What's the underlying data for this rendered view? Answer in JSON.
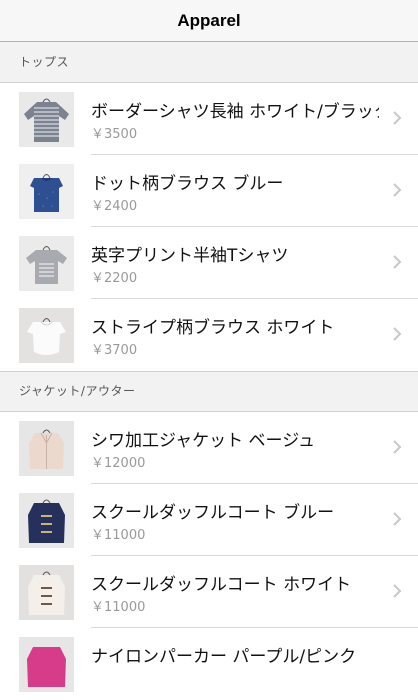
{
  "navbar": {
    "title": "Apparel"
  },
  "sections": [
    {
      "label": "トップス"
    },
    {
      "label": "ジャケット/アウター"
    }
  ],
  "items": [
    {
      "name": "ボーダーシャツ長袖 ホワイト/ブラック",
      "price": "￥3500",
      "icon": "striped-shirt-thumbnail"
    },
    {
      "name": "ドット柄ブラウス ブルー",
      "price": "￥2400",
      "icon": "blue-blouse-thumbnail"
    },
    {
      "name": "英字プリント半袖Tシャツ",
      "price": "￥2200",
      "icon": "print-tshirt-thumbnail"
    },
    {
      "name": "ストライプ柄ブラウス ホワイト",
      "price": "￥3700",
      "icon": "white-blouse-thumbnail"
    },
    {
      "name": "シワ加工ジャケット ベージュ",
      "price": "￥12000",
      "icon": "beige-jacket-thumbnail"
    },
    {
      "name": "スクールダッフルコート ブルー",
      "price": "￥11000",
      "icon": "blue-duffle-coat-thumbnail"
    },
    {
      "name": "スクールダッフルコート ホワイト",
      "price": "￥11000",
      "icon": "white-duffle-coat-thumbnail"
    },
    {
      "name": "ナイロンパーカー パープル/ピンク",
      "price": "",
      "icon": "purple-parka-thumbnail"
    }
  ]
}
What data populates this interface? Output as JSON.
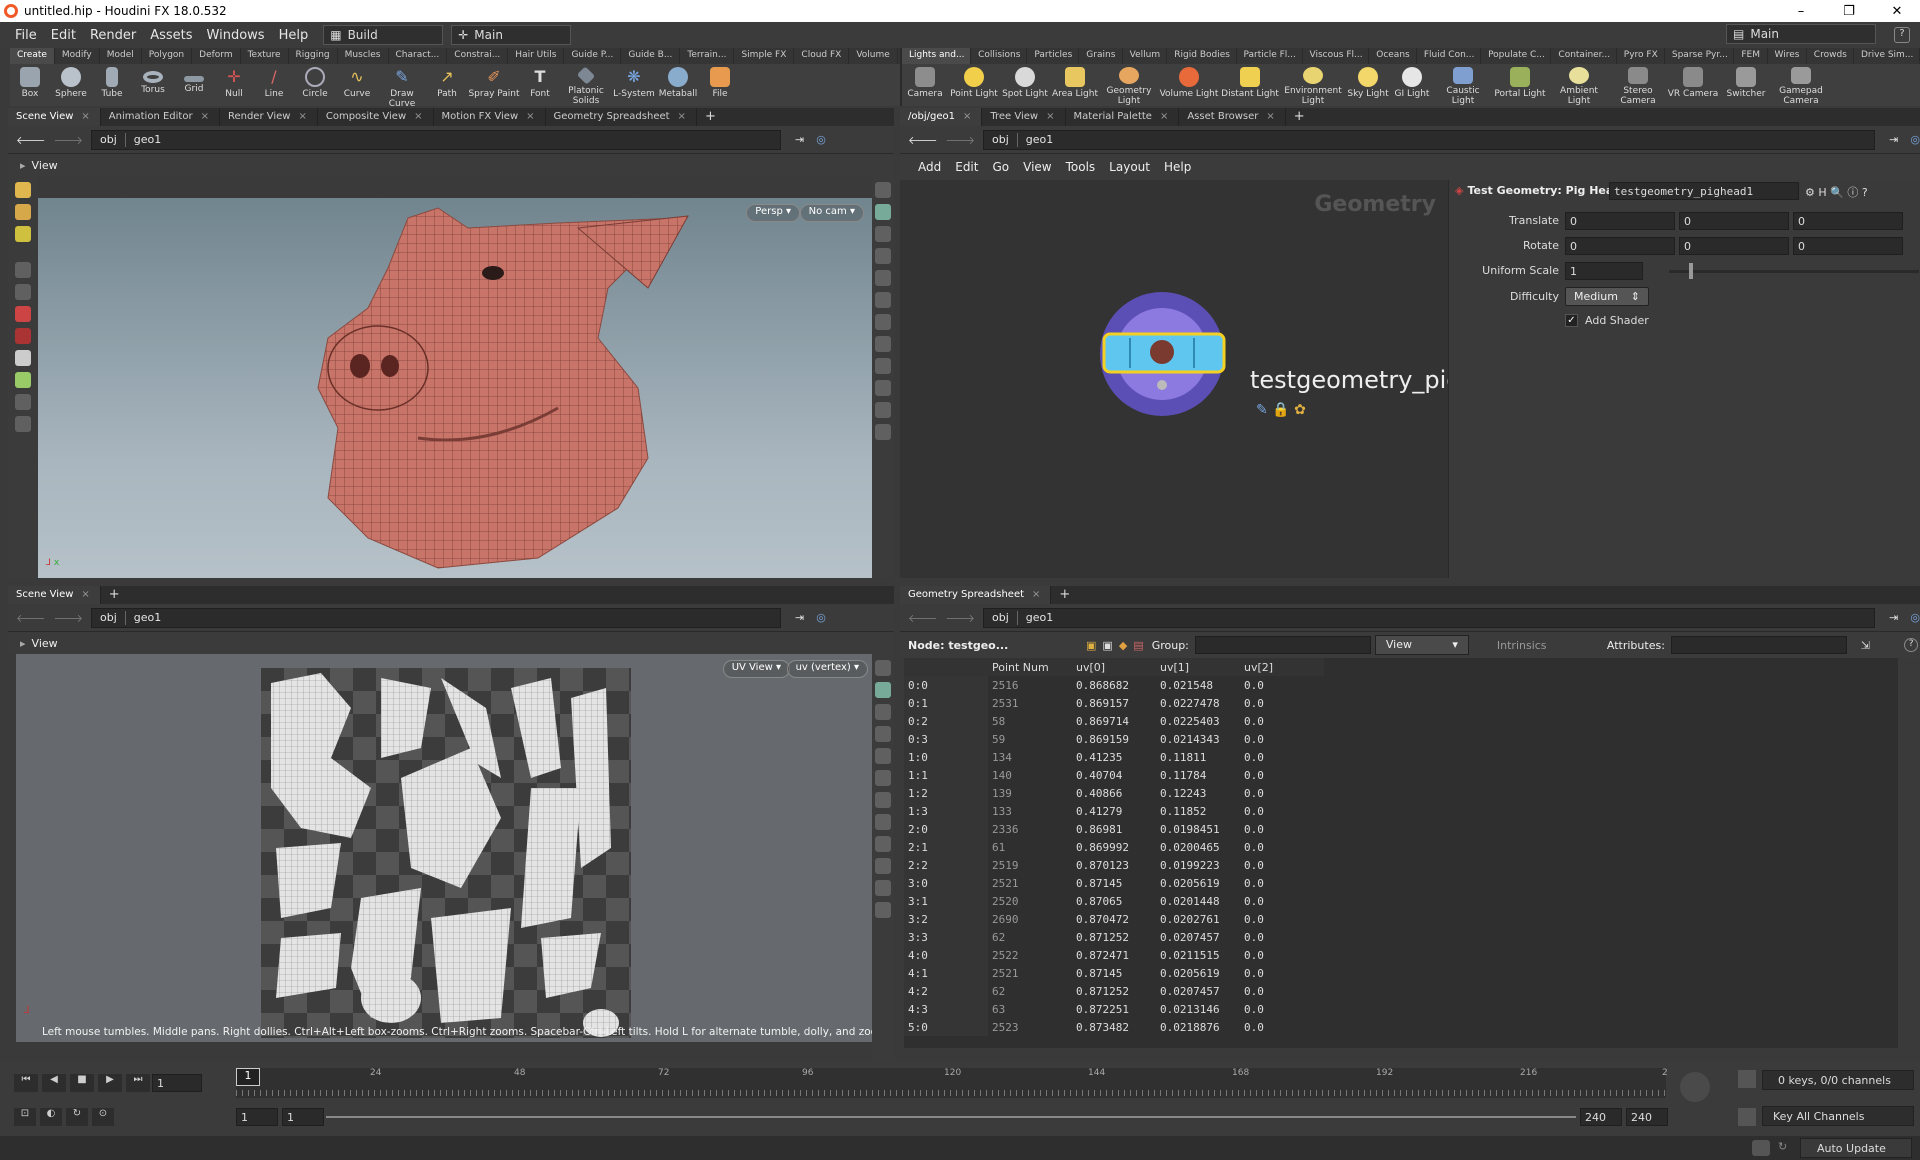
{
  "window": {
    "title": "untitled.hip - Houdini FX 18.0.532",
    "min": "–",
    "max": "❐",
    "close": "✕"
  },
  "menu": [
    "File",
    "Edit",
    "Render",
    "Assets",
    "Windows",
    "Help"
  ],
  "desktops": {
    "build": "Build",
    "main": "Main",
    "right": "Main"
  },
  "shelf_left": {
    "tabs": [
      "Create",
      "Modify",
      "Model",
      "Polygon",
      "Deform",
      "Texture",
      "Rigging",
      "Muscles",
      "Charact...",
      "Constrai...",
      "Hair Utils",
      "Guide P...",
      "Guide B...",
      "Terrain...",
      "Simple FX",
      "Cloud FX",
      "Volume"
    ],
    "tools": [
      "Box",
      "Sphere",
      "Tube",
      "Torus",
      "Grid",
      "Null",
      "Line",
      "Circle",
      "Curve",
      "Draw Curve",
      "Path",
      "Spray Paint",
      "Font",
      "Platonic Solids",
      "L-System",
      "Metaball",
      "File"
    ]
  },
  "shelf_right": {
    "tabs": [
      "Lights and...",
      "Collisions",
      "Particles",
      "Grains",
      "Vellum",
      "Rigid Bodies",
      "Particle Fl...",
      "Viscous Fl...",
      "Oceans",
      "Fluid Con...",
      "Populate C...",
      "Container...",
      "Pyro FX",
      "Sparse Pyr...",
      "FEM",
      "Wires",
      "Crowds",
      "Drive Sim..."
    ],
    "tools": [
      "Camera",
      "Point Light",
      "Spot Light",
      "Area Light",
      "Geometry Light",
      "Volume Light",
      "Distant Light",
      "Environment Light",
      "Sky Light",
      "GI Light",
      "Caustic Light",
      "Portal Light",
      "Ambient Light",
      "Stereo Camera",
      "VR Camera",
      "Switcher",
      "Gamepad Camera"
    ]
  },
  "top_left_pane": {
    "tabs": [
      "Scene View",
      "Animation Editor",
      "Render View",
      "Composite View",
      "Motion FX View",
      "Geometry Spreadsheet"
    ],
    "path": [
      "obj",
      "geo1"
    ],
    "view_label": "View",
    "persp": "Persp ▾",
    "cam": "No cam ▾"
  },
  "bottom_left_pane": {
    "tabs": [
      "Scene View"
    ],
    "path": [
      "obj",
      "geo1"
    ],
    "view_label": "View",
    "uvview": "UV View ▾",
    "uvattr": "uv (vertex) ▾",
    "hint": "Left mouse tumbles. Middle pans. Right dollies. Ctrl+Alt+Left box-zooms. Ctrl+Right zooms. Spacebar-Ctrl-Left tilts. Hold L for alternate tumble, dolly, and zoom."
  },
  "network_pane": {
    "tabs": [
      "/obj/geo1",
      "Tree View",
      "Material Palette",
      "Asset Browser"
    ],
    "path": [
      "obj",
      "geo1"
    ],
    "menus": [
      "Add",
      "Edit",
      "Go",
      "View",
      "Tools",
      "Layout",
      "Help"
    ],
    "context_label": "Geometry",
    "node_name": "testgeometry_pig"
  },
  "parms": {
    "node_type": "Test Geometry: Pig Head",
    "node_name": "testgeometry_pighead1",
    "translate_label": "Translate",
    "translate": [
      "0",
      "0",
      "0"
    ],
    "rotate_label": "Rotate",
    "rotate": [
      "0",
      "0",
      "0"
    ],
    "scale_label": "Uniform Scale",
    "scale": "1",
    "difficulty_label": "Difficulty",
    "difficulty": "Medium",
    "shader_label": "Add Shader",
    "shader_checked": true
  },
  "spreadsheet": {
    "tabs": [
      "Geometry Spreadsheet"
    ],
    "path": [
      "obj",
      "geo1"
    ],
    "node": "Node: testgeo...",
    "group_label": "Group:",
    "view": "View",
    "intrinsics": "Intrinsics",
    "attributes_label": "Attributes:",
    "columns": [
      "",
      "Point Num",
      "uv[0]",
      "uv[1]",
      "uv[2]"
    ],
    "rows": [
      [
        "0:0",
        "2516",
        "0.868682",
        "0.021548",
        "0.0"
      ],
      [
        "0:1",
        "2531",
        "0.869157",
        "0.0227478",
        "0.0"
      ],
      [
        "0:2",
        "58",
        "0.869714",
        "0.0225403",
        "0.0"
      ],
      [
        "0:3",
        "59",
        "0.869159",
        "0.0214343",
        "0.0"
      ],
      [
        "1:0",
        "134",
        "0.41235",
        "0.11811",
        "0.0"
      ],
      [
        "1:1",
        "140",
        "0.40704",
        "0.11784",
        "0.0"
      ],
      [
        "1:2",
        "139",
        "0.40866",
        "0.12243",
        "0.0"
      ],
      [
        "1:3",
        "133",
        "0.41279",
        "0.11852",
        "0.0"
      ],
      [
        "2:0",
        "2336",
        "0.86981",
        "0.0198451",
        "0.0"
      ],
      [
        "2:1",
        "61",
        "0.869992",
        "0.0200465",
        "0.0"
      ],
      [
        "2:2",
        "2519",
        "0.870123",
        "0.0199223",
        "0.0"
      ],
      [
        "3:0",
        "2521",
        "0.87145",
        "0.0205619",
        "0.0"
      ],
      [
        "3:1",
        "2520",
        "0.87065",
        "0.0201448",
        "0.0"
      ],
      [
        "3:2",
        "2690",
        "0.870472",
        "0.0202761",
        "0.0"
      ],
      [
        "3:3",
        "62",
        "0.871252",
        "0.0207457",
        "0.0"
      ],
      [
        "4:0",
        "2522",
        "0.872471",
        "0.0211515",
        "0.0"
      ],
      [
        "4:1",
        "2521",
        "0.87145",
        "0.0205619",
        "0.0"
      ],
      [
        "4:2",
        "62",
        "0.871252",
        "0.0207457",
        "0.0"
      ],
      [
        "4:3",
        "63",
        "0.872251",
        "0.0213146",
        "0.0"
      ],
      [
        "5:0",
        "2523",
        "0.873482",
        "0.0218876",
        "0.0"
      ]
    ]
  },
  "timeline": {
    "frame": "1",
    "marker": "1",
    "ticks": [
      "24",
      "48",
      "72",
      "96",
      "120",
      "144",
      "168",
      "192",
      "216",
      "2"
    ],
    "start1": "1",
    "start2": "1",
    "end1": "240",
    "end2": "240",
    "keys": "0 keys, 0/0 channels",
    "key_all": "Key All Channels"
  },
  "status": {
    "auto_update": "Auto Update"
  },
  "colors": {
    "accent": "#f05a28",
    "node_ring": "#7b5fd6",
    "node_body": "#5fc6ef",
    "node_outline": "#f3d021",
    "mesh": "#c87468"
  }
}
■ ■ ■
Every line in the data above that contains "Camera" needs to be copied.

      "Camera",
      "Stereo Camera",
      "VR Camera",
      "Gamepad Camera"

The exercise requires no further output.